- Praying the Bible – Donald Whitney
- A Hunger for God: Desiring God through Fasting and Prayer – John Piper
- The Pursuit of Holiness – Jerry Bridges
- Spiritual Disciplines Within the Church: Participating Fully in the Body of Christ – Donald Whitney
- Discipling: How to Help Others Follow Jesus – Mark Dever
- Sharing Jesus Without Freaking Out: Evangelism The Way You Were Born To Do It (2nd Edition) – D. Scott Hildreth and Steven A. McKinion
- Evangelism and the Sovereignty of God – J.I. Packer
Supplemental Studies: Gender and Family
These resources should be used in the category of Spiritual Disciplines. While they do not specifically fit into this category they are application-driven.

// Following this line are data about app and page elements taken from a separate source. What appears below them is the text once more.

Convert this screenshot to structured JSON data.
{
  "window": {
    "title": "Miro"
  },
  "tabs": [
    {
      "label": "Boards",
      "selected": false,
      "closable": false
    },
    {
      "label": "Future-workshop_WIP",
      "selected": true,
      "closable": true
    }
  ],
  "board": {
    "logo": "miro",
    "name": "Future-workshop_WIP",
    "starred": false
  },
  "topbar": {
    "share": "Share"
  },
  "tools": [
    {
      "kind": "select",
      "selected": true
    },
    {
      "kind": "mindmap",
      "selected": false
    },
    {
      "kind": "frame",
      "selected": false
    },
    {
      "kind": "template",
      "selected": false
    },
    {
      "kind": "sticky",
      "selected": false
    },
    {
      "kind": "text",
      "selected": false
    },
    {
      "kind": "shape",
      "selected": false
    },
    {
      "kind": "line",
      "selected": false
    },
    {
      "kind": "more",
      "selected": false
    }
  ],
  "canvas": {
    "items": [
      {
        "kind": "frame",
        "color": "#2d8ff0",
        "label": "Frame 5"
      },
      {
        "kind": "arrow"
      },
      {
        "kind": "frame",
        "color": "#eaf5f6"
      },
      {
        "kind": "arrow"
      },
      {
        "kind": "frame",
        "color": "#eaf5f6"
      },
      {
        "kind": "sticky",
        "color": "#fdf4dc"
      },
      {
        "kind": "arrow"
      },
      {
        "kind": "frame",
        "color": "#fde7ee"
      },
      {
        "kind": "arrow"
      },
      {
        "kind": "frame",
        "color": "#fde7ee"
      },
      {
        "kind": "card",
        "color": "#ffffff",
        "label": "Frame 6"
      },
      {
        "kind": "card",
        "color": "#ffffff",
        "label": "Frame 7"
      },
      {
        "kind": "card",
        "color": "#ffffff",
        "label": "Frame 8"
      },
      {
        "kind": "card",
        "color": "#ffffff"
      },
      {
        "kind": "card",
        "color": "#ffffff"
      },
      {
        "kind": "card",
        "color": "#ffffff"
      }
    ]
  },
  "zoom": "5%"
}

The knowledge we have of God from an understanding of Scripture is being applied in each of these areas.
- Just Do Something: A Liberating Approach to Finding God’s Will – Kevin DeYoung
- The Complete Husband: A Practical Guide for Improved Biblical Husbanding – Lou Priolo
- Fidelity: How to Be a One-Woman Man – Douglas Wilson
- Manly Dominion – Mark Chanski
- The Titus Ten – J. Josh Smith
- The Masculine Mandate: God’s Calling to Men – Richard D. Phillips
- The Mark of a Man: Following Christ’s Example of Masculinity – Elisabeth Elliot
- The Excellent Wife: A Biblical Perspective – Martha Peace
- Risen Motherhood: Gospel Hope for Everyday Moments – Emily Jensen and Lauren Wifler
- Identity Theft: Reclaiming the Truth of our Identity in Christ – Melissa Kruger, Jen Wilkin, Trillia Newbell
- (A) Typical Woman: Free, Whole, and Called in Christ – Abigail Dodds
- Let Me Be A Woman – Elizabeth Elliott
- Idols of the Heart – Elyse Fitzpatrick
- Because He Loves Me – Elyse Fitzpatrick
- Flourish (How the Love of Christ Frees Us from Self-Focus) – Lydia Brownback
- When Sinners Say “I Do”: Discovering the Power of the Gospel – Dave Harvey
- The Meaning of Marriage: Facing the Complexities of Commitment with the Wisdom of God – Timothy Keller
- Parenting: 14 Gospel Principles That Can Radically Change Your Family – Paul David Tripp
- Give Them Grace: Dazzling Your Kids With The Love of Jesus – Elyse Fitzpatrick
- Shepherding a Child’s Heart – Tedd Tripp
- M Is for Mama: A Rebellion Against Mediocre Motherhood – Abbie Halberstadt
- Every Good Endeavor: Connecting Your Work to God’s Work – Timothy Keller
- The Gospel at Work: How Working for King Jesus Gives Purpose and Meaning to Our Jobs – Sebastian Traeger and Greg Gilbert
- The Tech-Wise Family – Andy Crouch
- Social Sanity in an Insta World – Sarah Eekhoff Zylstra, Melissa Kruger, Jen Wilkin, additional authors